P: Of course. (Such a doom-ridden feeling drifted around us) Then let me ask you what you wanted to be when you were twelve, eighteen and thirty? And why?

F: Free at twelve, free at eighteen. At thirty? I think I must leave that unanswered. You will find out.

(I had a feeling this was going to be even more difficult than the previous interview. He had a will of iron and like all Færan was secretive beyond belief. I moved on with haste.)

P: What strongly held belief did you have at eighteen?

F: That the world was a despicable place.

P: You don’t think that now?

F: I didn’t say that. (He frowned and I realized I had disturbed him)

P: What were three big events you can now say had a great effect on you?

(He raised his eyebrows and turned his head to the side as if he were assessing his answers, his life… even me.)

F: Firstly losing my mother and brother. Secondly finding a secret. Thirdly finding my scribe.

P: Could you expand?

F: No.

(Here we go… just like last time. The unequivocal ‘no’ accompanied by a flash in the midnight eyes that reminds me of lightning.)

P: Do you mind being written about?

F: What would you think if I said yes? (He smiled and I don’t tell a lie when I say it felt as if the sun had come from behind a cloud. But even so, I squirmed in my chair. He laughed aloud at that, obviously enjoying my discomfort.) In truth I do, but that said I have little control over writers and what they might say.  All I can do is get on with my life and hope that people out there (He waved an arm as if to indicate a whole world) won’t hate me for what I have done and will see that in essence I tried… it is all one can do.

P: If your work could change one thing in this world – what would it be?

F: I would allow Others and the Færan in particular, to get on with their lives in private.


P: Whom do you most admire and why?

F: Lalita. She is my… (He looked up quickly at me as he had been leaning forward to take a goblet from the table between us). Enough said.

P: Then may I ask about her? Would she agree to speak with me on The Big Red Chair?

F: Let’s not speak about her. She is not part of today’s exercise. And no, she would not agree and nor would I want her to.

(Ouch again! I swallowed manfully and continued.)

P: What is your guiltiest pleasure that few know about?

F: I write.

P: You do? (I’m excited at this. Another indie perhaps?)

F: But it is essentially private.

(I sighed. I had reached the point where I could sense his interest waning and knew it was literally a matter of seconds before he stood and left.)

P: If music be the food of love, what do you think writing is and please explain your answer?

F: The food of the soul… when I write I am lost in (my) world, I speak with characters (I know), I solve… dilemmas… There is an extraordinary sense of power in the exercise but it is tempered by the fact that I alone must govern the way in which (the) story (shall) run and (preferably) with great empathy.
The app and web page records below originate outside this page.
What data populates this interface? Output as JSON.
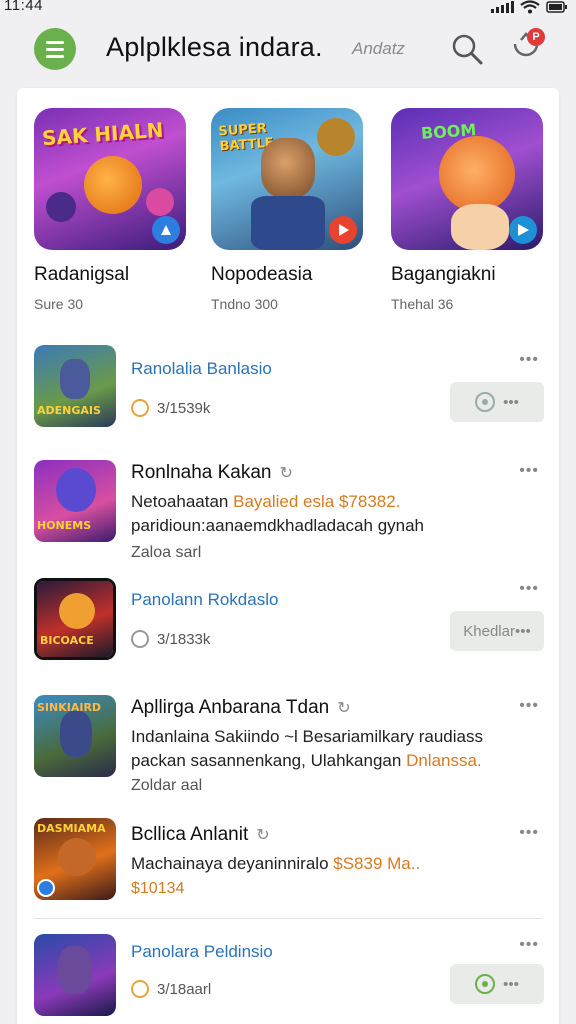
{
  "status": {
    "time": "11:44"
  },
  "header": {
    "title": "Aplplklesa indara.",
    "hint": "Andatz",
    "badge": "P"
  },
  "featured": [
    {
      "art": "SAK HIALN",
      "name": "Radanigsal",
      "sub": "Sure 30"
    },
    {
      "art": "SUPER BATTLE",
      "name": "Nopodeasia",
      "sub": "Tndno 300"
    },
    {
      "art": "BOOM",
      "name": "Bagangiakni",
      "sub": "Thehal 36"
    }
  ],
  "list": [
    {
      "thumb": "ADENGAIS",
      "title": "Ranolalia Banlasio",
      "meta": "3/1539k",
      "dots": "•••",
      "pill": "•••"
    },
    {
      "thumb": "HONEMS",
      "title": "Ronlnaha Kakan",
      "desc_a": "Netoahaatan",
      "desc_b": "Bayalied esla $78382.",
      "desc_c": "paridioun:aanaemdkhadladacah gynah",
      "sub": "Zaloa sarl",
      "dots": "•••"
    },
    {
      "thumb": "BICOACE",
      "title": "Panolann Rokdaslo",
      "meta": "3/1833k",
      "dots": "•••",
      "pill": "Khedlar•••"
    },
    {
      "thumb": "SINKIAIRD",
      "title": "Apllirga Anbarana Tdan",
      "desc_a": "Indanlaina Sakiindo ~l Besariamilkary raudiass",
      "desc_b": "packan sasannenkang, Ulahkangan",
      "desc_c": "Dnlanssa.",
      "sub": "Zoldar aal",
      "dots": "•••"
    },
    {
      "thumb": "DASMIAMA",
      "title": "Bcllica Anlanit",
      "desc_a": "Machainaya deyaninniralo",
      "desc_b": "$S839 Ma..",
      "sub": "$10134",
      "dots": "•••"
    },
    {
      "thumb": "",
      "title": "Panolara Peldinsio",
      "meta": "3/18aarl",
      "dots": "•••",
      "pill": "•••"
    }
  ],
  "colors": {
    "accent_green": "#6ab04c",
    "link_blue": "#2b73b9",
    "price_orange": "#d87a1e",
    "badge_red": "#e03b3b"
  }
}
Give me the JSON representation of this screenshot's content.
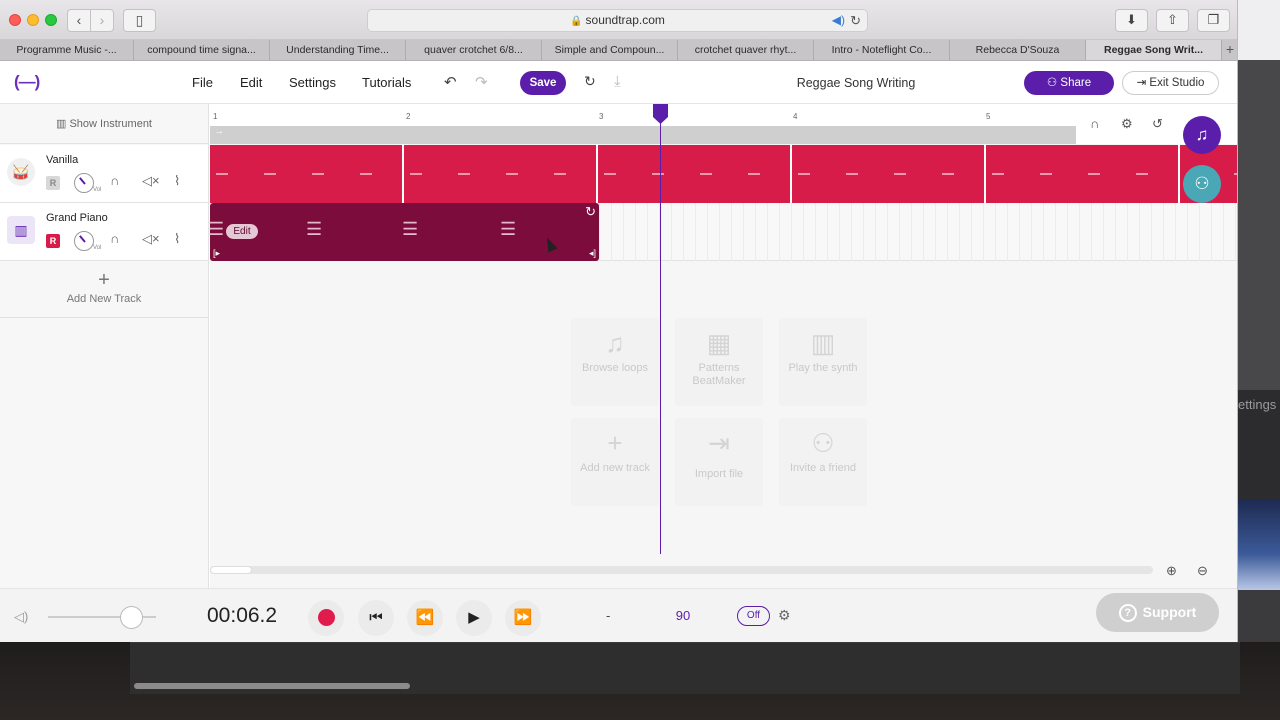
{
  "browser": {
    "address": "soundtrap.com",
    "tabs": [
      {
        "label": "Programme Music -...",
        "width": 134
      },
      {
        "label": "compound time signa...",
        "width": 136
      },
      {
        "label": "Understanding Time...",
        "width": 136
      },
      {
        "label": "quaver crotchet 6/8...",
        "width": 136
      },
      {
        "label": "Simple and Compoun...",
        "width": 136
      },
      {
        "label": "crotchet quaver rhyt...",
        "width": 136
      },
      {
        "label": "Intro - Noteflight Co...",
        "width": 136
      },
      {
        "label": "Rebecca D'Souza",
        "width": 136
      },
      {
        "label": "Reggae Song Writ...",
        "width": 136,
        "active": true
      }
    ]
  },
  "appbar": {
    "logo": "(—)",
    "menu": {
      "file": "File",
      "edit": "Edit",
      "settings": "Settings",
      "tutorials": "Tutorials"
    },
    "save": "Save",
    "project_title": "Reggae Song Writing",
    "share": "Share",
    "exit": "Exit Studio"
  },
  "left": {
    "show_instrument": "Show Instrument",
    "tracks": [
      {
        "name": "Vanilla",
        "rec": "R",
        "vol": "Vol"
      },
      {
        "name": "Grand Piano",
        "rec": "R",
        "vol": "Vol"
      }
    ],
    "add_track": "Add New Track"
  },
  "ruler": {
    "marks": [
      "1",
      "2",
      "3",
      "4",
      "5"
    ]
  },
  "region": {
    "edit": "Edit"
  },
  "empty_cards": [
    {
      "icon": "♫",
      "label": "Browse loops"
    },
    {
      "icon": "▦",
      "label": "Patterns BeatMaker"
    },
    {
      "icon": "▥",
      "label": "Play the synth"
    },
    {
      "icon": "+",
      "label": "Add new track"
    },
    {
      "icon": "⇥",
      "label": "Import file"
    },
    {
      "icon": "⚇",
      "label": "Invite a friend"
    }
  ],
  "transport": {
    "time": "00:06.2",
    "key": "-",
    "bpm": "90",
    "metronome": "Off"
  },
  "support": "Support",
  "desktop": {
    "side_text": "ettings"
  }
}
To know that I have moved my characters through an arc of development to a worthy conclusion is heartwarming… soul-warming.

(He stood, towering over me, ready to leave but I wanted the final say.)
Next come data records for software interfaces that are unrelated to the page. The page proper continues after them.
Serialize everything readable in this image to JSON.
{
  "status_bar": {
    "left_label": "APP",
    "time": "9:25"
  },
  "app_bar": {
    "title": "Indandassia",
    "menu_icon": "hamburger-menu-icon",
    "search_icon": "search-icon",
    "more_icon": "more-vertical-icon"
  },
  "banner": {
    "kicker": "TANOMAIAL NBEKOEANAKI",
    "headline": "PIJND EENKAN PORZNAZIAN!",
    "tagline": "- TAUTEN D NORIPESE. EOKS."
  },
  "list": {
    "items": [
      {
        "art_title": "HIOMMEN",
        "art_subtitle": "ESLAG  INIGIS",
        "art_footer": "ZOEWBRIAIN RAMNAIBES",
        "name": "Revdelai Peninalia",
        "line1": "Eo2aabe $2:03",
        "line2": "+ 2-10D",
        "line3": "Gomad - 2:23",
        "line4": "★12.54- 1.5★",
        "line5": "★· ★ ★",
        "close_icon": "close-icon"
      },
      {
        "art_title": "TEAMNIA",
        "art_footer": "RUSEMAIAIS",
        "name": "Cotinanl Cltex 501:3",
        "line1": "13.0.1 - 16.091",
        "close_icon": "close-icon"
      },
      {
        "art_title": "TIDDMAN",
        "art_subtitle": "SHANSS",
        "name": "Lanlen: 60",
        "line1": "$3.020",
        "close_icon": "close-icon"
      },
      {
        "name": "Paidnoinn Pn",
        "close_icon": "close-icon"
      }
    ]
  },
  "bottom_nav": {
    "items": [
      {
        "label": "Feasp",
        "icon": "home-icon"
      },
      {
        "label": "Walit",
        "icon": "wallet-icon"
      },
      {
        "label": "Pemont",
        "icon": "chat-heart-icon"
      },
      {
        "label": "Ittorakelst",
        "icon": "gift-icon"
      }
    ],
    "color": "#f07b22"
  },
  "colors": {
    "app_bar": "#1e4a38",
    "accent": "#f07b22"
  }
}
P: What you have just said sounds incredibly familiar…

F: Does it? I wonder why that would be. (He moved toward me.) Perhaps it is that great minds think alike. Or perhaps I put words in your mouth, Prue.

(I stood and held out my hand. My heaven but he was an attractive man… my heart beat like a silly schoolgirl’s. He lifted my fingers to his lips and kissed them. I of course was speechless, which is so unprofessional in an interviewer.)

F: Thank you, dear Prudence. It’s always a pleasure but it may be some time till I see you again.

He turned and walked away, a slim tall man with broad shoulders and a powerful gait. He disappeared before my eyes as simply as if he had walked through a wall.

P: (whispering) Thank you, Finnian. As always I am indebted to you. More than you will ever realize.

NB: All images courtesy of and Project Magazine.